The Cubs went 2-7 to finish up the last week and a half of the season. The team was swept in Denver by the Rockies, and dropped two of three to both the Diamondbacks and Astros. The poor week helped vault the Cubs back into the slot for the No. 2 pick in the 2013 draft. The team ended the season three games ahead of the Rockies for that draft slot after starting the nine-game stretch a half-game behind them.
Runs Scored: 27 | Runs Scored per Game: 3.00 | Runs Allowed: 51 | Runs Allowed per Game: 5.67
Competition Adjusted Runs Scored: 0.61 | Competition Adjusted Runs Allowed: 1.33
The Cubs were 39% worse than the average offense and 33% worse than the average pitching staff. Cubs starters pitched 43 of the 79 innings played, or 54% of the innings pitched, which is the lowest it has been since we began tracking it mid-season. While these competition-adjusted numbers are relatively new, this last stretch of games was probably the worst stretch the Cubs had all season. The following should sum up the team's struggles: the Astros, owners of a .340 winning percentage, shut us out in two consecutive home games.
The Three Most Important Plays
10/3 Bot 9, bases loaded with 2 outs, 4-4 Tie: Bryan LaHair hits a walk-off single off Hector Ambriz to win the game, resulting in a .343 WPA. The Cubs had a 65.7% chance of winning the game prior to his at bat, and a 100% chance of winning the game after his at bat.
10/3 Top 8, men at 1st and 2nd base with no outs, 4-1 Cubs: Justin Maxwell homers off Shawn Camp to tie the game, resulting in a -.318 WPA. The Cubs had an 81.8% chance of winning the game prior to his at bat, and a 50.0% chance of winning the game after his at bat.
9/28 Top 5, man at 1st base with 2 outs, 2-0 Diamondbacks: Dave Sappelt homers off Ian Kennedy to tie the game, resulting in a .227 WPA. The Cubs had a 78.0% chance of winning the game prior to his at bat, and a 55.3% chance of winning the game after his at bat.
Most Valuable Cub Hitter
Alfonso Soriano: Soriano ended the season on a strong note, posting a .900 OPS in September. According to FanGraphs, Soriano finished the year with 4.3 WAR, which would make 2012 his second-best season as a Cub. He surpassed a couple of traditional metrics -- 30 home runs and 100 RBI -- and posted a couple of very good advanced metrics -- 116 wRC+ and 14.1 UZR -- that are all signals of a good player. On the basis of WAR, Soriano was the 35th best player in the game. That's awfully good for someone who most of us thought was done. While Soriano's resurgence likely won't lead to lucrative trade offers, Theo and Jed should receive one or two decent trade proposals over the winter.
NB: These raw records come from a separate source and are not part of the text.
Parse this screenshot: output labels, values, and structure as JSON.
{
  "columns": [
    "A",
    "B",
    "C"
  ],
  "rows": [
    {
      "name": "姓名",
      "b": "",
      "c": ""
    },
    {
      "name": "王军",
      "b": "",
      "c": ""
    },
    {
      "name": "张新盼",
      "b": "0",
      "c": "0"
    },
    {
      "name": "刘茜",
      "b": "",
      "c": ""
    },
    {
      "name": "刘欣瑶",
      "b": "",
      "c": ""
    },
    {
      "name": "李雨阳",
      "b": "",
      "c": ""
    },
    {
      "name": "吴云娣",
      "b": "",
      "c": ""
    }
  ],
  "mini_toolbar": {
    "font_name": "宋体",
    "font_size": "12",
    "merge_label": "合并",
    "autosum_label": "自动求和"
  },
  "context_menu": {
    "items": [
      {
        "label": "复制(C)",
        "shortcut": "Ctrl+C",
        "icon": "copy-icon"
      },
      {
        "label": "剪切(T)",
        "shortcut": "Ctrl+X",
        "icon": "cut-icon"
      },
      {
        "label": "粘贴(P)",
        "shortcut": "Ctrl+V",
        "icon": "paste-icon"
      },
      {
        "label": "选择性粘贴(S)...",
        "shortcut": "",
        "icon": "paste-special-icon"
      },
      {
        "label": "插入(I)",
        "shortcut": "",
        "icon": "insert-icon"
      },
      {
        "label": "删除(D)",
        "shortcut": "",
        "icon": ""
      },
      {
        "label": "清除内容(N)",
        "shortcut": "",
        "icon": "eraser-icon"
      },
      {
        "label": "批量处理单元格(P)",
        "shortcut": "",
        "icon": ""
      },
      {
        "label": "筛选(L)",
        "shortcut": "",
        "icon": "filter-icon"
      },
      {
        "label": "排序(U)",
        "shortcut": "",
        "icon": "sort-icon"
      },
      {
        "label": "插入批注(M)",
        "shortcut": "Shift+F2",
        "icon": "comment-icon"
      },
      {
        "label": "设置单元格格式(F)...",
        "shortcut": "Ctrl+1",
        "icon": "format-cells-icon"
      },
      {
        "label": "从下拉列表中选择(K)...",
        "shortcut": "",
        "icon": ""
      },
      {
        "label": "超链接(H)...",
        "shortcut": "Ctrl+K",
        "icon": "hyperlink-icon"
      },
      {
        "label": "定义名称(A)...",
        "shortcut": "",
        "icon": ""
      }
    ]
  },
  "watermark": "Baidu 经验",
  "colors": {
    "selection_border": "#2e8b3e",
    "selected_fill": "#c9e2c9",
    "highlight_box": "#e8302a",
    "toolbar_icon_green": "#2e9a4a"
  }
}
Most Valuable Cub Pitcher
Carlos Marmol: After a rough first two and a half months of the season, Marmol pitched considerably better through the rest of the season. Below are Marmol's pre-All-Star Break and post-All-Star Break numbers.
It almost looks like we're comparing two different pitchers. Marmol's walk rate dropped by 45%, his strikeout rate inched higher, and his ERA fell by 72%. Another interesting pattern is his GB/FB ratio. Prior to the All-Star Break, Marmol was giving up nearly twice as many fly balls as ground balls. That ratio came back down to a nearly one-to-one relationship after the All-Star Break. It's great to see Marmol back in form -- hopefully this carries through to next season.
Least Valuable Cub Hitter
Darwin Barney: After another rough week, Barney may really have a endurance-related issue. This was something that some suggested last season and over the offseason. While I will dig a little deeper in the near future, the numbers don't look good. Through July 31, Barney posted a .700 OPS, but from August 1 through season's end, Barney posted a sub-.600 OPS. Barney still managed to put up 2.4 WAR -- his most valuable major league season. If he could bring some consistency to his performance, Barney could be a legitimate piece of a Cubs contender.
Least Valuable Cub Pitcher
Shawn Camp: Camp had a rough last couple of outings, giving up a few hits and runs in three innings of work. However, Camp was one of two pitchers, the other being Russell, who helped get the bullpen through the season. Aside from his horrendous August, and short October, Camp was stellar. Posting monthly ERAs between 0.00 (September) and 3.95 (April). Given the team's lack of quality bullpen arms, Camp should be back on the mound for the Cubs next season.
Apologies for not putting this together sooner -- classes started last week, so life has been busy. Thanks for all of the comments over the course of the year. I hope these recaps have helped those of you who missed a week or two of action over the course of the season. I plan on putting together one more recap that will cover the entire season in a similar format -- look out for that over the course of the next week. Until then, enjoy the postseason.